When you hear “15 days,” what’s the first thing that comes to mind? Perhaps, you pay your employees every 15 days. Maybe your birthday or favorite holiday happens to be in 15 days. Or if you’re like me, you might think that 15 days is two days fewer than Thirteen Days, a great movie about the Cuban Missile Crisis.
Whatever your brain conjures up, don’t forget this: 15 days is the time limit to appeal an SBA size determination. Period. And nothing the contracting officer says can change it.
A recent OHA decision, Sentient Digital, Inc. d/b/a Entrust Gov’t Solutions, SBA No. SIZ-5963 (2018), proves this point.
Back in March 2018, the U.S. Navy Military Sealift Command issued a solicitation, set aside for small businesses, for information technology engineering support services. In early July, the agency alerted unsuccessful offerors that Entrust Government Solutions was the apparent awardee. Shortly thereafter, on July 10, an unsuccessful offeror filed a size protest against Entrust. While SBA’s decision was pending, the agency awarded the contract to Entrust on August 6.

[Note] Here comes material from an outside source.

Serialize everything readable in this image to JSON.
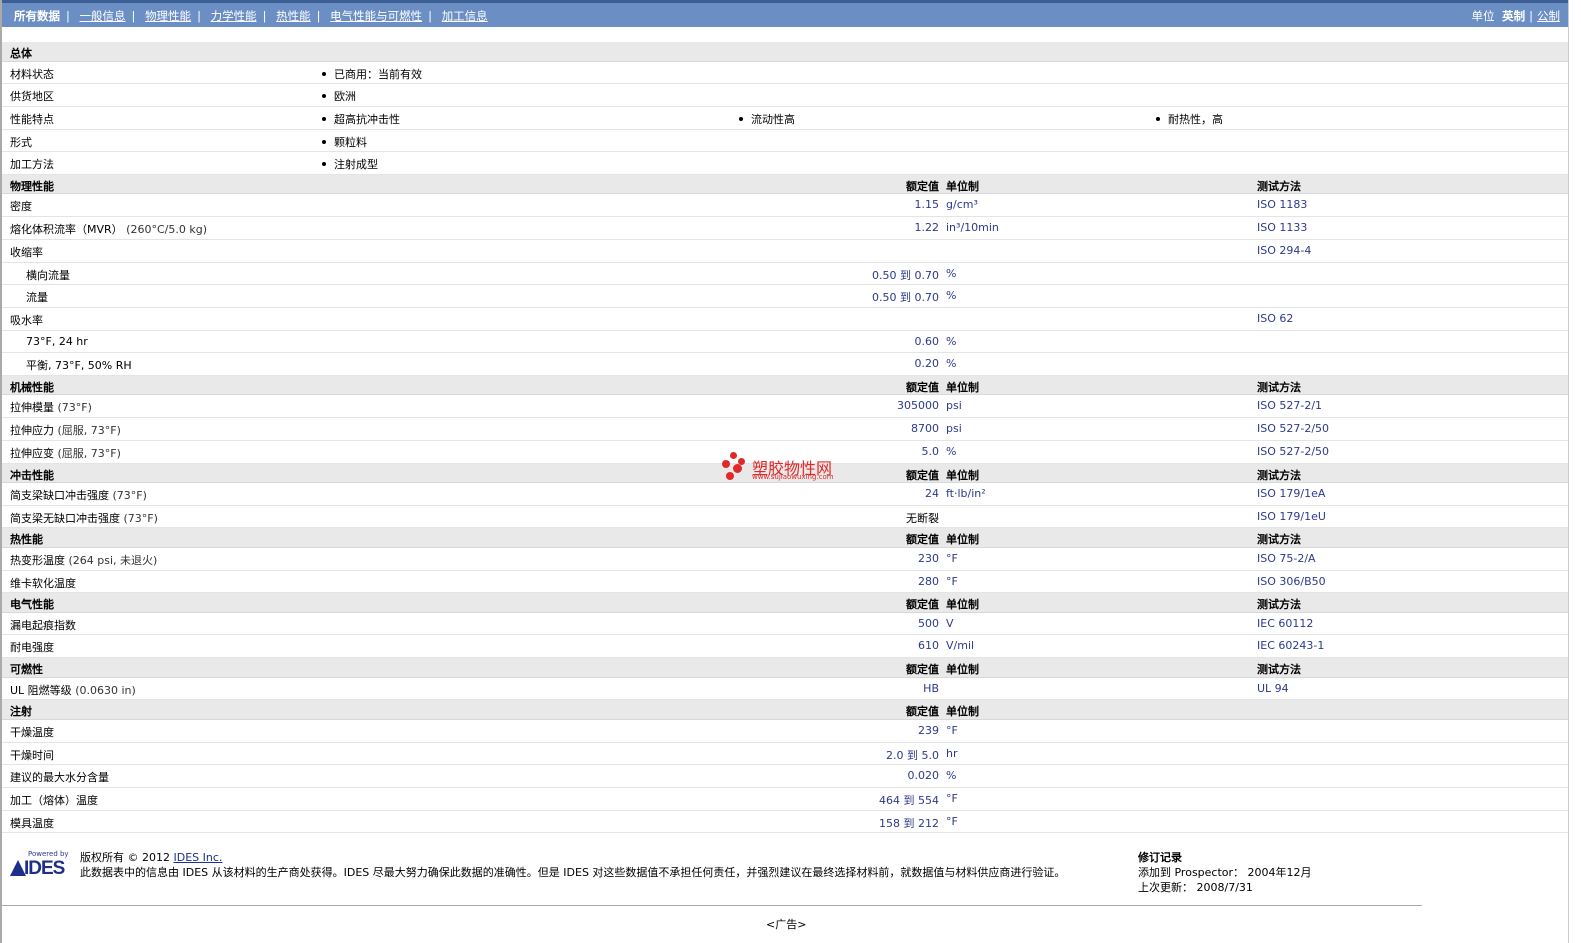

A few weeks later, on August 23, SBA issued its decision, finding Entrust other than small based on the ostensible subcontractor rule. The next day, the contracting officer (which was deciding whether it was obligated to terminate the contract) asked Entrust whether it planned to appeal the determination. Given that SBA’s decision only impacted this particular procurement, Entrust responded that it would only appeal if the agency intended to terminate. A week later, the contracting officer confirmed that the agency would not terminate the contract. Relying on this representation, Entrust did not appeal.
But two weeks later, and perhaps in a fickle mood, the contracting officer again raised the possibility that the agency might terminate the contract. In fact, the contracting officer stated that unless Entrust appealed SBA’s size determination–even though the deadline had already passed–the agency would likely terminate the contract. As you can imagine, that spurred Entrust into action, and it filed an appeal.
Almost immediately, OHA demanded to know why it should not dismiss the appeal as untimely (given that SBA had issued its size determination over 30 days before). As you might expect, Entrust invoked the contracting officer’s earlier promise not to terminate as the rationale for not filing earlier. And it also argued that once the agency instructed it to appeal, it did so within four days.
How did OHA react? It dropped the merciless hammer of the filing deadline and dismissed the appeal. Here’s OHA’s blunt analysis:
I conclude that I must dismiss the instant appeal. An appellant must file a size appeal within 15 calendar days after receipt of the size determination. . . . Appellant concedes it filed its appeal after the expiration of the deadline. Appellant pleads in mitigation of its actions the long time the Area Office took to issue the size determination and the CO’s initial assurance that MSC would not terminate the award. Neither of these factors is relevant here. The regulation is clear; a size appeal must be filed within 15 days of receipt of the size determination. There are no exceptions. There is nothing in the regulation which permits an appellant to rely upon the word of a procuring agency to extend the time limit for filing a size appeal. Indeed, the regulation prohibits OHA from extending the deadline for filing an appeal. The fact that the CO initially indicated MSC would not terminate the award does not alter the time limit Appellant faced after receiving the size determination. Appellant relied upon the CO’s word to its detriment. The regulation mandates that I dismiss this appeal.
So remember: if SBA issues a size determination that you don’t like, appeal it within 15 days. And even if a well-intentioned contracting officer grants you an “extension” or makes some other representation about the deadline’s flexibility, politely thank her and perform a brain dump, because, you know better.